### PROBLEM STATEMENT
Return every line from the records below that has the word "Manga".

(THE RECORDS)

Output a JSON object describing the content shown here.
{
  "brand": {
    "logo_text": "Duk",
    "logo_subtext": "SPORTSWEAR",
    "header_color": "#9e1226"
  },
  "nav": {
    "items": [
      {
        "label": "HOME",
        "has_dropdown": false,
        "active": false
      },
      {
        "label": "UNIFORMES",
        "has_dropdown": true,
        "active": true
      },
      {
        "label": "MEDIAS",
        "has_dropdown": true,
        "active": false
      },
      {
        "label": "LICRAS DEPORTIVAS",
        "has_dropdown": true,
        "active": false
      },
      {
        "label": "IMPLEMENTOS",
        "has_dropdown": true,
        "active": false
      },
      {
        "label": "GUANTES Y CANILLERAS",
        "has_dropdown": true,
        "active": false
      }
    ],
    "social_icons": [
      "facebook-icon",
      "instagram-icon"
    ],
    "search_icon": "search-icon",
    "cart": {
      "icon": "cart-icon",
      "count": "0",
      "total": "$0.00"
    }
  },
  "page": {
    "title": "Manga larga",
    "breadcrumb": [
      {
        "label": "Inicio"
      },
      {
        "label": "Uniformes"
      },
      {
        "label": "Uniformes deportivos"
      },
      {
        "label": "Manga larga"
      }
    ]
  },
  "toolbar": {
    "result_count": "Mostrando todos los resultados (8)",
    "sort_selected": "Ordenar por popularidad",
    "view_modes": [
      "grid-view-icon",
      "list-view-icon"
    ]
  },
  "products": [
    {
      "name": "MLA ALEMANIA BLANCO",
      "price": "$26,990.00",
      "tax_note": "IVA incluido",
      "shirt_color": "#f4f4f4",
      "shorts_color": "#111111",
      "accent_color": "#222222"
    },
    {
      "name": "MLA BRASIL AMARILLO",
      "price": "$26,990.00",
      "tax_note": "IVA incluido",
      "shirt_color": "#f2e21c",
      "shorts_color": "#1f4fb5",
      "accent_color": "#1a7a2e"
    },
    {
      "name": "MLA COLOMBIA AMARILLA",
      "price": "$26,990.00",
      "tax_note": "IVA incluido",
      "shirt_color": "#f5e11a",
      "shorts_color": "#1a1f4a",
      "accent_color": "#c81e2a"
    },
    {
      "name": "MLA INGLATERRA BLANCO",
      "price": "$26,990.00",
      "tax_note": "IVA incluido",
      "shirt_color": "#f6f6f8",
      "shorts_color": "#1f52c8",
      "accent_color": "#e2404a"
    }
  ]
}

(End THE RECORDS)

### REPLY
    "title": "Manga larga",
        "label": "Manga larga"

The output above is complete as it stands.